From the records below, find each line with the string "standard" and copy it.
=== Exercise material ===
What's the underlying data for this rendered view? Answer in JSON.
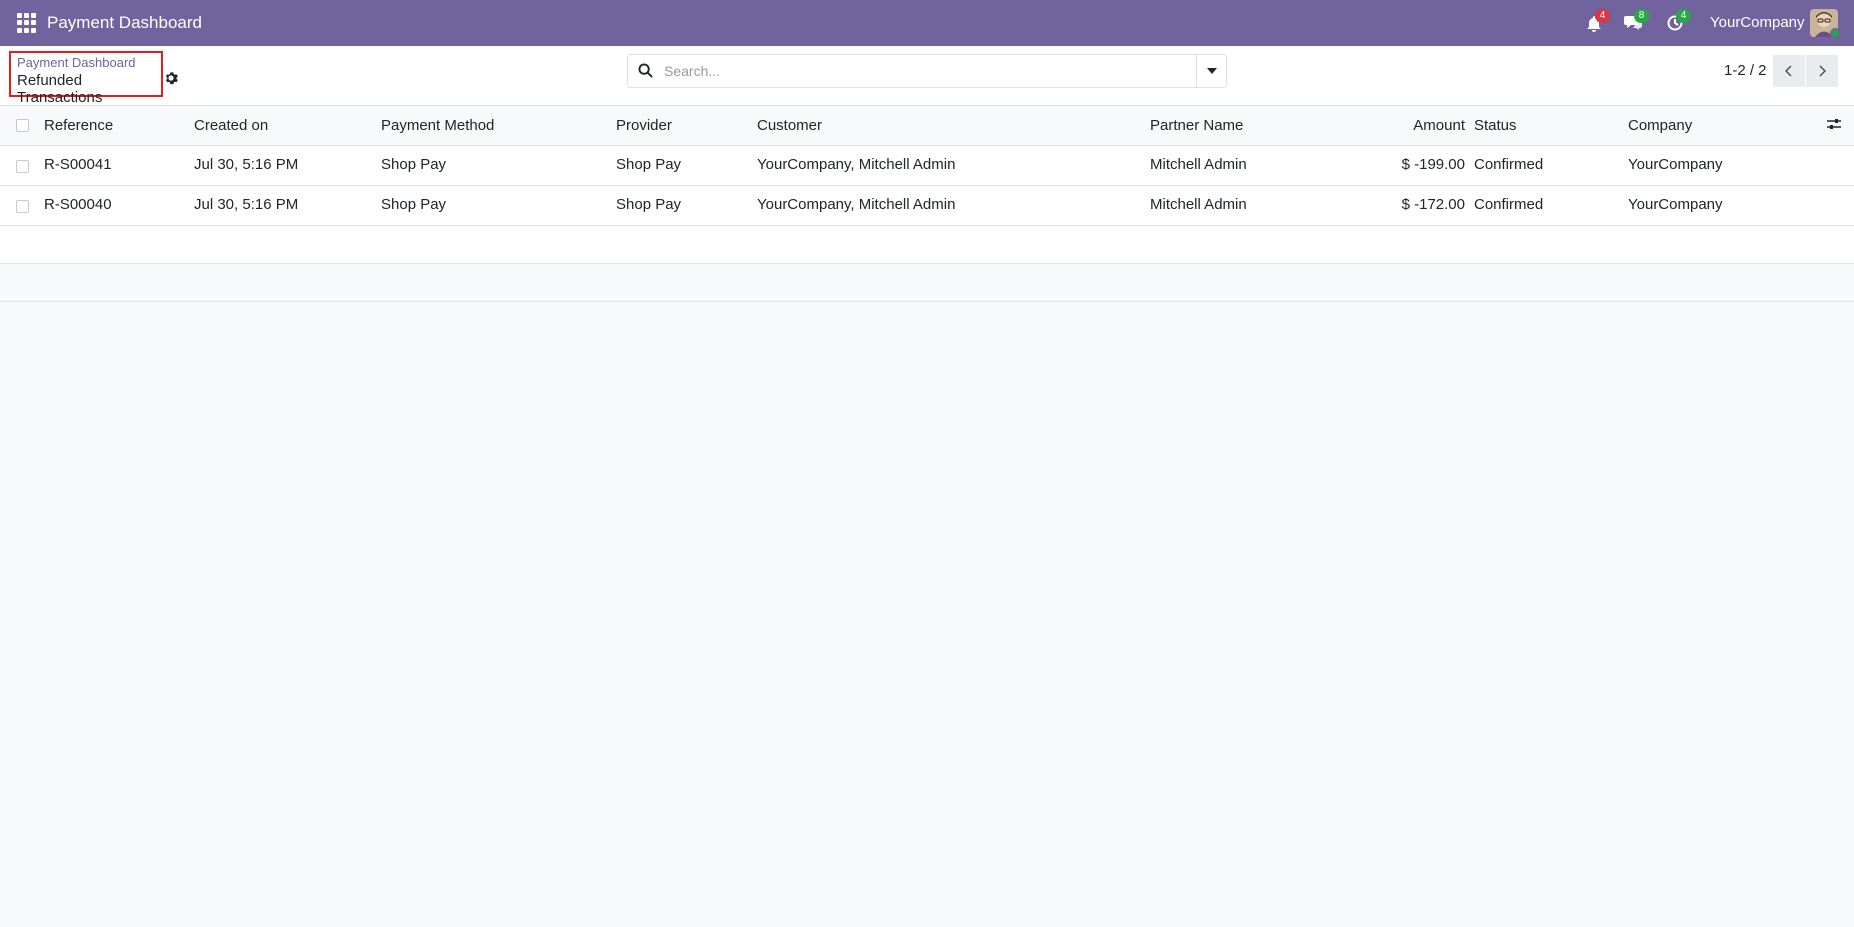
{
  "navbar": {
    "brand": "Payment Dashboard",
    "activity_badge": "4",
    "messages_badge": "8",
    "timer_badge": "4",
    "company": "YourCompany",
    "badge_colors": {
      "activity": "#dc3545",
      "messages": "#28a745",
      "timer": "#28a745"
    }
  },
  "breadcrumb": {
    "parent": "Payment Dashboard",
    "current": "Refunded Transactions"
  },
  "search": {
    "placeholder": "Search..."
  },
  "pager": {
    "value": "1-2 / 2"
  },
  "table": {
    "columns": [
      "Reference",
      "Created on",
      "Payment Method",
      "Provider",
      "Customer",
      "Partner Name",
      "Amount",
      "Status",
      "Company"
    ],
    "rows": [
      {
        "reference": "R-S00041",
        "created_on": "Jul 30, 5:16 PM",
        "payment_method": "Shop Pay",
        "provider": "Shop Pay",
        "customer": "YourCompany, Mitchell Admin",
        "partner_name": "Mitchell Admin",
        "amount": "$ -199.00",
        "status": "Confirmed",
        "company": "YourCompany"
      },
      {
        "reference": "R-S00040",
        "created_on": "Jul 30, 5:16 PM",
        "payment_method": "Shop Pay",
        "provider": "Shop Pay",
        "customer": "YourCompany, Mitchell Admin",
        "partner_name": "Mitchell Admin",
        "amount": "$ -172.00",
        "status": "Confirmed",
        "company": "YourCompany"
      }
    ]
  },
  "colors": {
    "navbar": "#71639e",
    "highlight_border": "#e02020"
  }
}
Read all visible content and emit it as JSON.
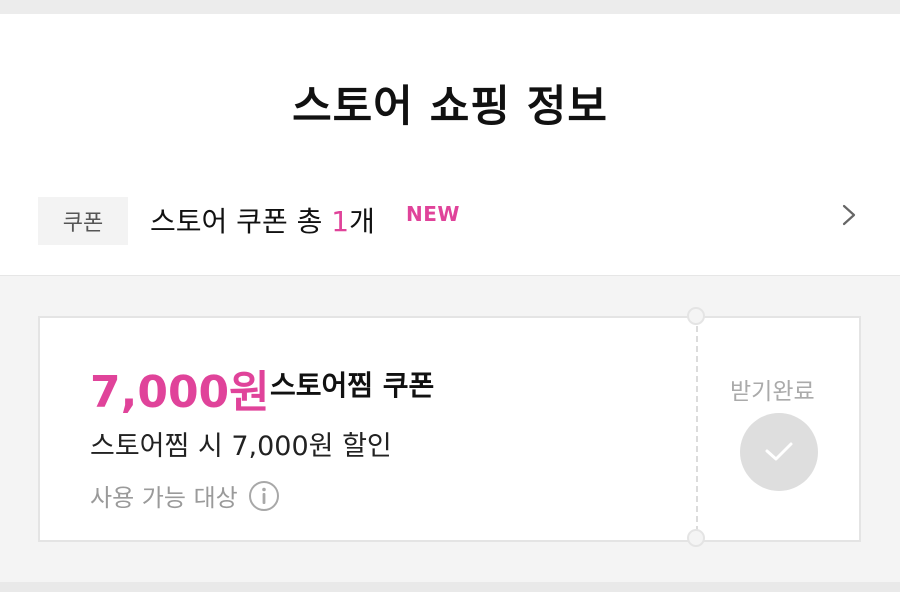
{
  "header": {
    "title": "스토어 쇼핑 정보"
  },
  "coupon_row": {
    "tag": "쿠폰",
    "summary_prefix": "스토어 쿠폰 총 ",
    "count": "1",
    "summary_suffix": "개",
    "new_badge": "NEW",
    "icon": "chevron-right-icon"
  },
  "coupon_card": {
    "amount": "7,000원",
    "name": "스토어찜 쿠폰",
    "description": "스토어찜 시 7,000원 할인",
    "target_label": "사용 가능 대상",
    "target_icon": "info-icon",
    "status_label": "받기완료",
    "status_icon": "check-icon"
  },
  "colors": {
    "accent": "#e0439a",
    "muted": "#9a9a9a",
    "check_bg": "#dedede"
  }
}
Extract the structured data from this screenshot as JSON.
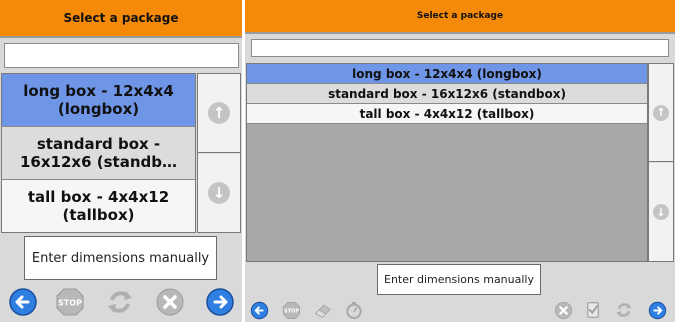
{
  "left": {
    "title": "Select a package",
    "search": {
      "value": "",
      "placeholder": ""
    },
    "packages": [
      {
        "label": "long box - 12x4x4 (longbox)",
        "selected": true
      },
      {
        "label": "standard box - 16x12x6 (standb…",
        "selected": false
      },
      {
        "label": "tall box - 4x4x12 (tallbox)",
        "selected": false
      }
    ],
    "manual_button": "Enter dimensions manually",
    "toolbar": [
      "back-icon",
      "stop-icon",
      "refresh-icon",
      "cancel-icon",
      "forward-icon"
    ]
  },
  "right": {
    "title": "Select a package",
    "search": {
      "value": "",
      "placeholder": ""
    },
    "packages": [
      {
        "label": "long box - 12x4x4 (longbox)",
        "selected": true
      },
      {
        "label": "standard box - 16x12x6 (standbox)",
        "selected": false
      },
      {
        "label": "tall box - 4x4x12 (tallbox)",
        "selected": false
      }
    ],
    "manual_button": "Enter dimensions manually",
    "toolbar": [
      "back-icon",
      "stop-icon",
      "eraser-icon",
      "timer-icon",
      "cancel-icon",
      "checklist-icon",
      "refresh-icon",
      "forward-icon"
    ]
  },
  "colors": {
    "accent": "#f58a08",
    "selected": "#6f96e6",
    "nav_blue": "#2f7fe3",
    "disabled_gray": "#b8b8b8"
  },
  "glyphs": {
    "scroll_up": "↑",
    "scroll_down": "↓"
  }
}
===
> **Problem solution**
        "label": "standard box - 16x12x6 (standb…",
        "label": "standard box - 16x12x6 (standbox)",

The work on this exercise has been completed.